“And, oh,” I added, “the hunter wants you to save the head.” He nodded his acknowledgement without flinching.
Mission accomplished! All that remained of my new adventure in rural living was picking up the meat in a couple days. When I returned, I received neatly wrapped and labeled packages of meat, flash-frozen and ready for my freezer. As I wrote the check, I mentally calculated how much I was paying per pound. Not bad, I thought─and for such healthy, low-fat meat, too. I turned to leave and the man said, “The head is out in the shed.”
Oh yeah. The head. Gross.
“Look, would you mind putting it in a trash bag and taking it out to my car for me?” I asked, hoping my pitiful glance would soften his heat. It worked. I didn’t have to look at the disembodied head, which I delivered forthwith to the hunter.
These rural life things take time. Now I’m trained and ready for that kind of thing.
The venison was fantastic. For months, my family never knew whether I was serving round venison, ground beef, ground turkey , or any combination thereof. We played “guess what meat this is” around the dinner table. The butterflied ham steaks were delectable─a culinary delight.

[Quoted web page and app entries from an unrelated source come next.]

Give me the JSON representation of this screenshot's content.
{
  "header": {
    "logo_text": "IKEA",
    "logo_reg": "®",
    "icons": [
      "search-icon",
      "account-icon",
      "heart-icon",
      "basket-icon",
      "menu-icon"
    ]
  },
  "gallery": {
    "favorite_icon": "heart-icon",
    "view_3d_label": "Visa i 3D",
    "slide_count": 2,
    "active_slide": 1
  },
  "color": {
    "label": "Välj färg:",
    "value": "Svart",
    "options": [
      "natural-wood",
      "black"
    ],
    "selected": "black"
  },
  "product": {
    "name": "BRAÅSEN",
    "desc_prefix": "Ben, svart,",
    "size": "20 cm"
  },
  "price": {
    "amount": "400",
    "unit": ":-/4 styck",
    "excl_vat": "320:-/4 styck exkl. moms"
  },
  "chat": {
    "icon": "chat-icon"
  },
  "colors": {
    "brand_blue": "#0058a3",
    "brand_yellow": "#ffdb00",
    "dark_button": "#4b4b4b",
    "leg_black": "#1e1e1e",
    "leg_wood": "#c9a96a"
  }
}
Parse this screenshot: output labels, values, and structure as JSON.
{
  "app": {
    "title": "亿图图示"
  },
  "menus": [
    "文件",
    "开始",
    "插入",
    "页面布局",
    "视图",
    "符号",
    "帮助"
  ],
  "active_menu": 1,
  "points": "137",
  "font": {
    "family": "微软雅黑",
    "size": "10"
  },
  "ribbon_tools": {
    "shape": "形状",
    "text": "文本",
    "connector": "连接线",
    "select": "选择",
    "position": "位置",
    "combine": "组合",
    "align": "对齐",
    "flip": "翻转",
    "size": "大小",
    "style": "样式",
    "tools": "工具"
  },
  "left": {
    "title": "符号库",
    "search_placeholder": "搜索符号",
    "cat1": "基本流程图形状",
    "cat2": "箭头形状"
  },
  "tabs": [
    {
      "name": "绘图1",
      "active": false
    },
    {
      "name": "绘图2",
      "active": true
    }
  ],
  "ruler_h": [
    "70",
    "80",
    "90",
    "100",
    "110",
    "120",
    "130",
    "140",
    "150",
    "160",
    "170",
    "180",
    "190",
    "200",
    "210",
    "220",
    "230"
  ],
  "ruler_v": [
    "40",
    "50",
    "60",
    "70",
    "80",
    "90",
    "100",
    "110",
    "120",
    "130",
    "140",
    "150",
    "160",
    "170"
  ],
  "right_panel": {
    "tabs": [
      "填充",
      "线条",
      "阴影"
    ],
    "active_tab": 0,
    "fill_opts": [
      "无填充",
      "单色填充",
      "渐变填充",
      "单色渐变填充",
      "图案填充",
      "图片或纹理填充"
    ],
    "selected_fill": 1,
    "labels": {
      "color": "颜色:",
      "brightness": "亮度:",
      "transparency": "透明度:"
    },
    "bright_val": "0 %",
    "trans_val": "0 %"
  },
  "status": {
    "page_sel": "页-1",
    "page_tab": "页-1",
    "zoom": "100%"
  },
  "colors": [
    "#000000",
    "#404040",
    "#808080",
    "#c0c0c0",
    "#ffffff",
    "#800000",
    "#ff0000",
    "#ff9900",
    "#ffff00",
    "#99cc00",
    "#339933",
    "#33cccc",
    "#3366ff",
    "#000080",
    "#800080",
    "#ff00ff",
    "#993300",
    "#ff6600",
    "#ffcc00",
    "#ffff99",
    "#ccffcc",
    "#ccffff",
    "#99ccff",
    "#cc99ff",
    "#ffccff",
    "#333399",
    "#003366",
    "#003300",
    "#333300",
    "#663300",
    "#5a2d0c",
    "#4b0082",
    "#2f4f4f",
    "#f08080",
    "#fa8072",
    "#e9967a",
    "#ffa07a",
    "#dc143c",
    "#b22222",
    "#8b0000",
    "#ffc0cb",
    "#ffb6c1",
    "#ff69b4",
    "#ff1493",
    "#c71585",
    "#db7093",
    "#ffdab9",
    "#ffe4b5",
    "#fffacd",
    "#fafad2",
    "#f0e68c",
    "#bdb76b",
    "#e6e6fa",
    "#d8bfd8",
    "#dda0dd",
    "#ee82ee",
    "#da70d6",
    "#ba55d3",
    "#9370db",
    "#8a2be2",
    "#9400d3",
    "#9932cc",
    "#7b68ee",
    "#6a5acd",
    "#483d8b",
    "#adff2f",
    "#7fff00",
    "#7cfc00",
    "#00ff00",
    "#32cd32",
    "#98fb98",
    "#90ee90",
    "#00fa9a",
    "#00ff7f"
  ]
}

This event took place many years ago, and this former city girl has made the central Shenandoah Valley her home for over 25 years now. I don’t miss suburban living one tiny bit. In my book, living here beats suburban living by a coon’s age, whatever that is.
So if you know any hunters with freezer space for meat, just tell them to give me a holler. I’ll be right over.
Copyright 2016 by Barbara Finnegan – Used with permission.